1. Start exploring the rest of the mountain first
There’s no point hitting the terrain park unless you’re developing an appetite for lumps and bumps elsewhere on the mountain. So if you’re starting to take air off little rollers on the pistes/trails – and enjoying it – then you’re probably ready to try your first shaped jump.
2. Unleash your inner gorilla
Before you go into the terrain, you need to adapt your stance. Teague shows you how in this short video clip.
3. Learn how to ski backwards (switch)
Eventually, you’re going to need to know how to do this, so you can take off or land jumps backwards. But at this early stage it’s as much about experimenting with different ways of using the mountain, and breaking out of the piste-skiing straitjacket. The confidence you’ll develop from perfecting the skill will help you with other tricks, too. First of all, practise a single turn skiing backwards. Then work on your linked turns.
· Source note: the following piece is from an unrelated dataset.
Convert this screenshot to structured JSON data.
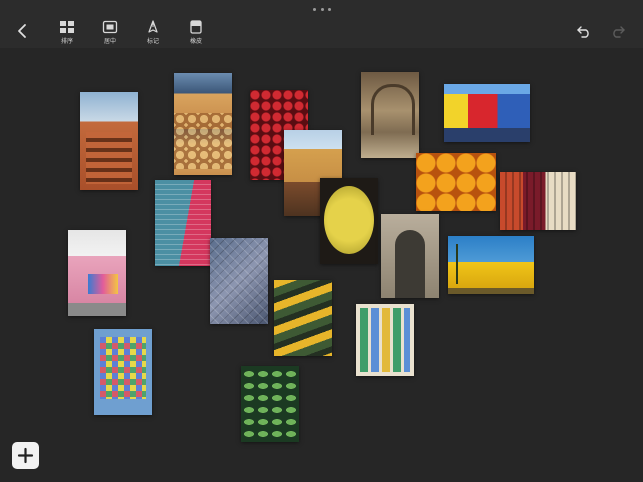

4. Work on your ‘pop’
To jump well, you need to project your body through an arc when you jump – rising up from a centred stance as you take off, and coming back down onto a centred stance as you land. The best way to practise this ‘pop’ is on the flat, outside the terrain park. Here Teague shows you how with a couple of exercises. First of all, work on a static pop. Then link a series of pops together while you’re moving slowly.
5. Learn good terrain park habits
This Breckenridge signpost (above) lays down the three golden rules of terrain park use:
1. Look before you leap. As well as inspecting the park before you start jumping, you should get a spotter to stand by a feature if you can’t see the back side of it. Otherwise, how do you know whether or not there’s anyone there? Someone could have fallen.
2. Easy style it. Stay within the limits of your freestyle ability.
3. Respect gets respect. Be very aware of everyone else in the terrain park, and give them the space and time they need. At each feature, wait your turn and tell people you’re about to start. Don’t follow anyone closely over jump – they could fall right in front of you. If you fall yourself, get off the landing spot quickly.
6. And finally, test your ‘pop’ on your first proper jump
Here’s Teague in action. in the Eldorado terrain park, on Peak 9. It all looks so simple, doesn’t it?
Don’t forget to check out our feature on how to take off and land in the terrain park.